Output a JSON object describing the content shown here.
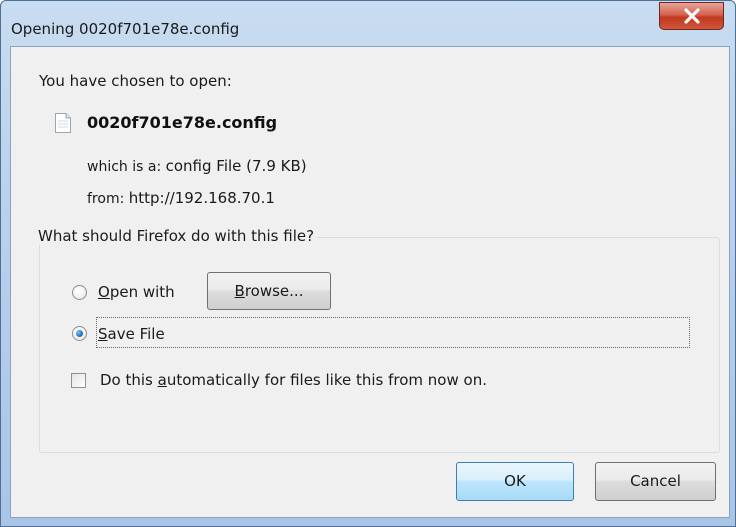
{
  "window": {
    "title": "Opening 0020f701e78e.config",
    "close_glyph": "X"
  },
  "dialog": {
    "intro": "You have chosen to open:",
    "file_name": "0020f701e78e.config",
    "file_icon": "document-icon",
    "type_prefix": "which is a:",
    "type_value": "config File (7.9 KB)",
    "from_prefix": "from:",
    "from_value": "http://192.168.70.1"
  },
  "action_group": {
    "legend": "What should Firefox do with this file?",
    "open_with": {
      "mnemonic": "O",
      "rest": "pen with",
      "selected": false
    },
    "browse_button": {
      "mnemonic": "B",
      "rest": "rowse..."
    },
    "save_file": {
      "mnemonic": "S",
      "rest": "ave File",
      "selected": true
    },
    "auto_checkbox": {
      "before": "Do this ",
      "mnemonic": "a",
      "after": "utomatically for files like this from now on.",
      "checked": false
    }
  },
  "buttons": {
    "ok": "OK",
    "cancel": "Cancel"
  },
  "colors": {
    "title_frame": "#b9d1ec",
    "close_button": "#c0391f",
    "dialog_background": "#f0f0f0",
    "radio_selected": "#1d72c2",
    "ok_button_border": "#3c7fb1"
  }
}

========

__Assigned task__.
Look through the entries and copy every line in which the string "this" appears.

__Exercise solution__.
    "legend": "What should Firefox do with this file?",
      "before": "Do this ",
      "after": "utomatically for files like this from now on.",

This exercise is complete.